The Earth has lived more than 4.5 billion years ago and with the evolution of man that just recently took place based on its age, we have very scarce information on what happened on pre-historic time except the remains of the fossil, rocks and other geological antiques available for study. Though still in the very short span of manhood on this planet so far, the global temperature has been going up and down.
I found this image in one of the discussions in the Analytics group on LinkedIn. You can see an irregular but seasonal sine of wave of the global temperature of earth when plotted on a time-series horizontal scale. The memories of the eruption of Mount Pinatubo in Pampanga still linger at the back of my head; I think I was on my first few years of primary school when the volcano erupted which destroyed thousands of hectares of field crops and even reached its sulfuric ashes in some provinces in the Visayas.
I am not saying that the contributing factor to the cooling down of the planet is mainly caused by the volcanic eruption but considering the major contributors of warming are solar activities, weather conditions, man-made pollution and and oceanology temperature pattern.
Like I have learned in my Natural Sciences subjects, it is hard to predict when will the volcano erupt. Statistically speaking, if you would perform an additive smoothing or even ARIMA based on the data points in the plot above, the next volcano eruption that may lead to sudden decrease in the global temperature may happen soon. Why?

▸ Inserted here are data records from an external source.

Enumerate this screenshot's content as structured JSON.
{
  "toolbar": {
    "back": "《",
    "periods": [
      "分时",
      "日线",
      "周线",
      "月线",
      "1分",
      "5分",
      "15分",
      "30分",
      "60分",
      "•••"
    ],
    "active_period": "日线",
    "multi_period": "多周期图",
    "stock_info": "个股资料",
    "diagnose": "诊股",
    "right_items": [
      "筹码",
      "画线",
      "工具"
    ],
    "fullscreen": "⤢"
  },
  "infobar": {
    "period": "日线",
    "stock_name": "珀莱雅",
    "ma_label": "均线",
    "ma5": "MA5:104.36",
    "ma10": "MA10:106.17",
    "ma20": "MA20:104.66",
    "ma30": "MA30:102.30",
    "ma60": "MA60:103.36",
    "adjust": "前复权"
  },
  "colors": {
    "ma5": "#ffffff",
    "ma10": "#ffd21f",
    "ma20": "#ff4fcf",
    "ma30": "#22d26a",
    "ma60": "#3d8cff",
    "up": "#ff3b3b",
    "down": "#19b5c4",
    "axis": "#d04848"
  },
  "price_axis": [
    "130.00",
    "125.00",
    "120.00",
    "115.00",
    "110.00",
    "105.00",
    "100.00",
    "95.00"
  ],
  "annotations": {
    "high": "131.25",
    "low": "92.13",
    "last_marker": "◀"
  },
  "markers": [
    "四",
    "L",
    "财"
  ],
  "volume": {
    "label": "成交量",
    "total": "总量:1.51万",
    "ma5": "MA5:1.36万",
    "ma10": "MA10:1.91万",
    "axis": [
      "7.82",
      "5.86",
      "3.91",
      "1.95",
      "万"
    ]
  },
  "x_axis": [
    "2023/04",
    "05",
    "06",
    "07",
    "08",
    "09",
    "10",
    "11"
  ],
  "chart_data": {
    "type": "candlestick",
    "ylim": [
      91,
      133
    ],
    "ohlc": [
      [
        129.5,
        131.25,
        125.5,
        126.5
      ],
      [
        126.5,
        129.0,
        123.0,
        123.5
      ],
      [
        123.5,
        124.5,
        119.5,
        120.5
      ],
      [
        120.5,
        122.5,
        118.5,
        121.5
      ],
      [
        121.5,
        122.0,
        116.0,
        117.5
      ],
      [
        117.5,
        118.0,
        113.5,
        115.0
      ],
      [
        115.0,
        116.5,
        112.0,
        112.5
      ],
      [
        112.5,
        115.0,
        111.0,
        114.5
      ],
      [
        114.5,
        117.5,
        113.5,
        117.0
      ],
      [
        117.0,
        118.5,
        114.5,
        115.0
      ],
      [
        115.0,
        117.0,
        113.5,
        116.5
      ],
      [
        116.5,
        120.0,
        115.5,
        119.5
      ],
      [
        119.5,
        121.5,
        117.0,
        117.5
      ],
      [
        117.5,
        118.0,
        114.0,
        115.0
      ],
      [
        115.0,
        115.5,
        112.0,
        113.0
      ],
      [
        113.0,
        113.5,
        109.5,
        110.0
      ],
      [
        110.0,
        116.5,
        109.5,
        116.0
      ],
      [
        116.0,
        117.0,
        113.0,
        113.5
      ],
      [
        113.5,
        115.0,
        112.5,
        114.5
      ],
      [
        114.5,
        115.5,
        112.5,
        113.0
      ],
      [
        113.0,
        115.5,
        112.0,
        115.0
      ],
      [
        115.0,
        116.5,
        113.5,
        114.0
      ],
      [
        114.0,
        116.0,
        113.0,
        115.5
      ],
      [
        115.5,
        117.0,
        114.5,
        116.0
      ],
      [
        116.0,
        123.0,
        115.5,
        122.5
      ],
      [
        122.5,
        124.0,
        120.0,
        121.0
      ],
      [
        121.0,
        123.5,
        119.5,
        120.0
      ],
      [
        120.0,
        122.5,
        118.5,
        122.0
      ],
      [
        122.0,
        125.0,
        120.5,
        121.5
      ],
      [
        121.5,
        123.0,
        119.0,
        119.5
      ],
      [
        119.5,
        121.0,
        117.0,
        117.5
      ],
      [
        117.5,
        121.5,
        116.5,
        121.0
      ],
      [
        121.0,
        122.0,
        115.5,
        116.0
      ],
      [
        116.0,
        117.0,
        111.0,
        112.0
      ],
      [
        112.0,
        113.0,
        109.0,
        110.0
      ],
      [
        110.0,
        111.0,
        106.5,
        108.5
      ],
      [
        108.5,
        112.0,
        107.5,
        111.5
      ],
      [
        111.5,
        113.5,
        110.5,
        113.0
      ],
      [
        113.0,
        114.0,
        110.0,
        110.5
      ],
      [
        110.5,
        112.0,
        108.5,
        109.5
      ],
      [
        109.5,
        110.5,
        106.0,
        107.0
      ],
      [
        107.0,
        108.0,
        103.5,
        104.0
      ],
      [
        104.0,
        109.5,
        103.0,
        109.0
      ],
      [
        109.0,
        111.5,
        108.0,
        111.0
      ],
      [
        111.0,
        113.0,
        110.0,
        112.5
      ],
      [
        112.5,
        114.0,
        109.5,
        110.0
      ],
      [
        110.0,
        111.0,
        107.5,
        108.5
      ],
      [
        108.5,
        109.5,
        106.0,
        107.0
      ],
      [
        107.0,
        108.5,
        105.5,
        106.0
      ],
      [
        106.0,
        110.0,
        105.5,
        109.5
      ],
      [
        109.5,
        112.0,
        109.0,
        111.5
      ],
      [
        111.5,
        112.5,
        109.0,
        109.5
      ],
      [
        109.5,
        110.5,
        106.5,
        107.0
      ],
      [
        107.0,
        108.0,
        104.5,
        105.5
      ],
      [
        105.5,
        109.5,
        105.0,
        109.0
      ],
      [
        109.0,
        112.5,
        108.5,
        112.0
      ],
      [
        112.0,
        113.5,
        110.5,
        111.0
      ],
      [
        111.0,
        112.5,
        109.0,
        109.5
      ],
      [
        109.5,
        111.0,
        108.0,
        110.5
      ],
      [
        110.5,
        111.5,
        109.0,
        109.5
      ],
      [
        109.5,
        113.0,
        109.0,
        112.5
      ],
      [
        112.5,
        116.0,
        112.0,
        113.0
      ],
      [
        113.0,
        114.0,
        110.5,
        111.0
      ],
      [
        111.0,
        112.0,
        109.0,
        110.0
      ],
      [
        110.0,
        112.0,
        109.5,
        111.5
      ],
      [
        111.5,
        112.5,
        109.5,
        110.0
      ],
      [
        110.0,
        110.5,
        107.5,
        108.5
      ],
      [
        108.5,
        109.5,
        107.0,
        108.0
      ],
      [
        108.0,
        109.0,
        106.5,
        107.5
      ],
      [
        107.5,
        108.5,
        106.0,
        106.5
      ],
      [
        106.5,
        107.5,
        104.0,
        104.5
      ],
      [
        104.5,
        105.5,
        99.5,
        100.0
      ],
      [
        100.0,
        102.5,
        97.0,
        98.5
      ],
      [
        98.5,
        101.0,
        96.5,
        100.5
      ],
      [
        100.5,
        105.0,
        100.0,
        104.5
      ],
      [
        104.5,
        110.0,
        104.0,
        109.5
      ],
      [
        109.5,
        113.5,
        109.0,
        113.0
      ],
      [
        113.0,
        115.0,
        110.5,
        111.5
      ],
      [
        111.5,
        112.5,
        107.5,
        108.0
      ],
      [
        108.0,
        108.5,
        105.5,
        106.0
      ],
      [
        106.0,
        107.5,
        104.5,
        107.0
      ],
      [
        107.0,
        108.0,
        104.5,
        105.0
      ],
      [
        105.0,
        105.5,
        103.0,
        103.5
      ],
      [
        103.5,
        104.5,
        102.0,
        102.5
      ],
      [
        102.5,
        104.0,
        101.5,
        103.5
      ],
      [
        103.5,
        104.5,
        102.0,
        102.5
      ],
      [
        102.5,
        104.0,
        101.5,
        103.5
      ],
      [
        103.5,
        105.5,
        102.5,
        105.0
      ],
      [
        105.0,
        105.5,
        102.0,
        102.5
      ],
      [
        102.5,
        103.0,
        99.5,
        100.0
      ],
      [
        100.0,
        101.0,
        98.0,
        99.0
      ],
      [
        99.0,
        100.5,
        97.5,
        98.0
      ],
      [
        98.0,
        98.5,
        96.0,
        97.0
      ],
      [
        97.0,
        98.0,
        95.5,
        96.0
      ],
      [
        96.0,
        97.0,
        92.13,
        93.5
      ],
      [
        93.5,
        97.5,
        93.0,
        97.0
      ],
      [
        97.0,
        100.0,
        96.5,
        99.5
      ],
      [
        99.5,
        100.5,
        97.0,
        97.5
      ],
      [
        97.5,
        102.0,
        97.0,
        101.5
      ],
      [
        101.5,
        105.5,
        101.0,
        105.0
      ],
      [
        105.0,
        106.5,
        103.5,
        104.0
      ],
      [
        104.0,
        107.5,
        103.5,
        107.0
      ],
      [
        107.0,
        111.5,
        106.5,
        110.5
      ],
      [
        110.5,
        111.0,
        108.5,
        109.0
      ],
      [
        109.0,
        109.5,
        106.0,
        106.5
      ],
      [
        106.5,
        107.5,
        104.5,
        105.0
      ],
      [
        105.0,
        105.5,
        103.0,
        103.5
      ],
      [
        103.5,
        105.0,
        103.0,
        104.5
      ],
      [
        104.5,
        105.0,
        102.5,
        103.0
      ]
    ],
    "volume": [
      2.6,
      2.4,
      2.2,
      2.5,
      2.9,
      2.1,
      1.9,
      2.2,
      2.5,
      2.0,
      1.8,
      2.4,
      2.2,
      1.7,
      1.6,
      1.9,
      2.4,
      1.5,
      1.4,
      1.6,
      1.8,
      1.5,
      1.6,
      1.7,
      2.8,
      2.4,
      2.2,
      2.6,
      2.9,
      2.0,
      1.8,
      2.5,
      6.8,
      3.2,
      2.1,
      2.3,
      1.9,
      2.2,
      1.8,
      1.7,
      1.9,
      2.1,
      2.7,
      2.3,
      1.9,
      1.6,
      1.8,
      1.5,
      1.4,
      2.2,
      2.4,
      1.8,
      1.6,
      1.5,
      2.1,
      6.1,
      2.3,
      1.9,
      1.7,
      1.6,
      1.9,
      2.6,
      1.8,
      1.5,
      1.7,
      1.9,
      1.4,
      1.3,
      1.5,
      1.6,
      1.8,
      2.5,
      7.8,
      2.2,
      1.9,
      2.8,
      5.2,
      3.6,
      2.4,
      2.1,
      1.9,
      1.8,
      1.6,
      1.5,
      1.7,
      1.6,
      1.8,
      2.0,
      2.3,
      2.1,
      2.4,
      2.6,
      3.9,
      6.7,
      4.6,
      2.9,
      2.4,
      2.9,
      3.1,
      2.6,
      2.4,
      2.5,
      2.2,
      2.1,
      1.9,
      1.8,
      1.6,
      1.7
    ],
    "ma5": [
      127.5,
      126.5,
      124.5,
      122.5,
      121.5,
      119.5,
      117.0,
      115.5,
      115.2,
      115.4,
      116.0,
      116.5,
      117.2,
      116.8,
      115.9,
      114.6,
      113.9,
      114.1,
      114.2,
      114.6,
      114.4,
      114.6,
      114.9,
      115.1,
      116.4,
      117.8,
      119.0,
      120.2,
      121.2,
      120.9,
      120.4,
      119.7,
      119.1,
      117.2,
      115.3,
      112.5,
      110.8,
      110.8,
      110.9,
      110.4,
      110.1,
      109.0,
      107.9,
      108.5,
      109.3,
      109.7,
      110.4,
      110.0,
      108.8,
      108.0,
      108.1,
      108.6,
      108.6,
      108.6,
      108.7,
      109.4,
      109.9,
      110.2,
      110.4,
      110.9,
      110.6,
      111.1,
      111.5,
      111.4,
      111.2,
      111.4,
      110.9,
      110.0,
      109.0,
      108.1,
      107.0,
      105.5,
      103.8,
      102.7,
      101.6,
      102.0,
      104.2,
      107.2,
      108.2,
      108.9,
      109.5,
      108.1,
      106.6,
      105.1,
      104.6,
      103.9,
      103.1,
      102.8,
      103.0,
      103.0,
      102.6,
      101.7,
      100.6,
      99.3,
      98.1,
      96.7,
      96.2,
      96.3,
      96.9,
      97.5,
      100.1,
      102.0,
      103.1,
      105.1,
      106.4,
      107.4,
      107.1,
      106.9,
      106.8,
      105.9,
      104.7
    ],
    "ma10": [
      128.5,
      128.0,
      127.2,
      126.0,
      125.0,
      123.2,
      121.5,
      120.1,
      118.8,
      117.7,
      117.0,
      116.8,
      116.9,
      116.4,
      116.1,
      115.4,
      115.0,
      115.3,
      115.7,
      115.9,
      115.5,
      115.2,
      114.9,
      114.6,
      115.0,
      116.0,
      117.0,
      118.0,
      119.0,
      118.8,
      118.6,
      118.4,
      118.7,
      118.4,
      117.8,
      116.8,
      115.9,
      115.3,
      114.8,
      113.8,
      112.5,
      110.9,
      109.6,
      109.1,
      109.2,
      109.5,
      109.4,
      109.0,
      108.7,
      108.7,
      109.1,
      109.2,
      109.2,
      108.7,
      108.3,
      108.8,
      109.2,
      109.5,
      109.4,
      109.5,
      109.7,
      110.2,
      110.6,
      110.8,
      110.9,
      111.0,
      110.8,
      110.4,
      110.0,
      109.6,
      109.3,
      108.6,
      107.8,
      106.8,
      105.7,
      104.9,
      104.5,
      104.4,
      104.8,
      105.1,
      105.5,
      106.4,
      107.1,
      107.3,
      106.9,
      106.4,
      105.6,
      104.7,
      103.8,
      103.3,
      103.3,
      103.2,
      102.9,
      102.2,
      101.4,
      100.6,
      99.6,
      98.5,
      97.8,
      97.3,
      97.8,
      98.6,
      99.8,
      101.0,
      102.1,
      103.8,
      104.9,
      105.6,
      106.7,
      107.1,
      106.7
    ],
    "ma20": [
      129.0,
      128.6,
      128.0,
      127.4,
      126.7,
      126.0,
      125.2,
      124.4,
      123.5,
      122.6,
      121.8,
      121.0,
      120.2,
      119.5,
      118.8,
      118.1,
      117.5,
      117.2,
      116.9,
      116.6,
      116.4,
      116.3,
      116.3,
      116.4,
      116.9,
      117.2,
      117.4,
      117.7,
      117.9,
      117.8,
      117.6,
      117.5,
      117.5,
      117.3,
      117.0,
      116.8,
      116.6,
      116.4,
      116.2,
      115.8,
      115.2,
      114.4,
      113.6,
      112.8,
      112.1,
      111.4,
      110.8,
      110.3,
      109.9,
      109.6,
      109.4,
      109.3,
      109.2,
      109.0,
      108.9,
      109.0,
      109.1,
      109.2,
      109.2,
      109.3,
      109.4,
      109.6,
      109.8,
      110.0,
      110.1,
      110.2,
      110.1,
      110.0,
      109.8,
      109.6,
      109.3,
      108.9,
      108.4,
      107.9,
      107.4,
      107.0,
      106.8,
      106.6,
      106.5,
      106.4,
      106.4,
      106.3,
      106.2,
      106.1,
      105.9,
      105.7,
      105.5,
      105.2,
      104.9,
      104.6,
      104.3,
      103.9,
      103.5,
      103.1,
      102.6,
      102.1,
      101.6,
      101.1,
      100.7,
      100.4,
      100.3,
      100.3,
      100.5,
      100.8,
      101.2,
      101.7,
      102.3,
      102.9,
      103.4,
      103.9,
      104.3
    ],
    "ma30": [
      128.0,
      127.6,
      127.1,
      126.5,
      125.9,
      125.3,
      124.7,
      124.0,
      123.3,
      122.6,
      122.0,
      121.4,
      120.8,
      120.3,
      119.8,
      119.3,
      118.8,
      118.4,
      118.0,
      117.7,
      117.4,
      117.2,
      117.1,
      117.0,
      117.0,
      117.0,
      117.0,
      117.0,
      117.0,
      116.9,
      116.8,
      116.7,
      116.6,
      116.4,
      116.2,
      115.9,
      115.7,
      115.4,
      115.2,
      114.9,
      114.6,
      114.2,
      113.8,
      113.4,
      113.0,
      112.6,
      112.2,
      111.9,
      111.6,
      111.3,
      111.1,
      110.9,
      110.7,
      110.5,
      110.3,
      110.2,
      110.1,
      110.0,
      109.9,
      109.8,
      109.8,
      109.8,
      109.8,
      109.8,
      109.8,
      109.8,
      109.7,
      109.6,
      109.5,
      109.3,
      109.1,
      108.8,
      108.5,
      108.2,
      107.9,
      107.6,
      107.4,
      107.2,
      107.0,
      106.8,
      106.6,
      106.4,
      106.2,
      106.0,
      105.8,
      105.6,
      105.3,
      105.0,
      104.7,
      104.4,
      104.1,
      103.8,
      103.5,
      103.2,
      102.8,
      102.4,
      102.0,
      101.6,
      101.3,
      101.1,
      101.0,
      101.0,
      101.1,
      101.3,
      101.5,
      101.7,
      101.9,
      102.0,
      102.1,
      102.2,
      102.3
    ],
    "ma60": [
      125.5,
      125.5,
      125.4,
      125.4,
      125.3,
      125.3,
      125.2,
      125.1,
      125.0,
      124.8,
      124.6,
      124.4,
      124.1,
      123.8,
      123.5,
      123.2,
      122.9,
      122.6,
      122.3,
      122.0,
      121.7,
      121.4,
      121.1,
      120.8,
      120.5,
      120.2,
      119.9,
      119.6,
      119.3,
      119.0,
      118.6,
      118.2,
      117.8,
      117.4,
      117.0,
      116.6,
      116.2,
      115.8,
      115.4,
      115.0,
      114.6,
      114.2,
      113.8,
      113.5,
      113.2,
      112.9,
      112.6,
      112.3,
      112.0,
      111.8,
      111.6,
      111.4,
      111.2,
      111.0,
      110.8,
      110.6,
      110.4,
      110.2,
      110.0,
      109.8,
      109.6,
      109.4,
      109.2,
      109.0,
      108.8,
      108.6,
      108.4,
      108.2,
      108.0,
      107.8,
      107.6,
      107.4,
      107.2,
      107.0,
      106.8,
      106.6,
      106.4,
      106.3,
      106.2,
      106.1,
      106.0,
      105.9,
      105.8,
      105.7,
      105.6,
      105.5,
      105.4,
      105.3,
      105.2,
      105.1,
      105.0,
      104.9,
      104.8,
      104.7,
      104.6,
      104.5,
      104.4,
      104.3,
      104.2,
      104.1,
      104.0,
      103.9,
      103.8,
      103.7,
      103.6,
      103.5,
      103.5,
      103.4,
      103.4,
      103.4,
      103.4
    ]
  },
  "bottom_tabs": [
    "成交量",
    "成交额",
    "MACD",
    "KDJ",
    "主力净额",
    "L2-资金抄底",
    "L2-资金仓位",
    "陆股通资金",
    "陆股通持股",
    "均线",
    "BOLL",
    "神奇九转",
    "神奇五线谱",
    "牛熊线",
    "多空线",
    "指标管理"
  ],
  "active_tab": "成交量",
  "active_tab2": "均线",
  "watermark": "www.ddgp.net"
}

The gap between the highs and lows in the plots are a few centuries apart. Due to the pollution that greatly affect the warming of the planet, the process of cooling down becomes shorter in span. Mother Earth needs to cool down soon.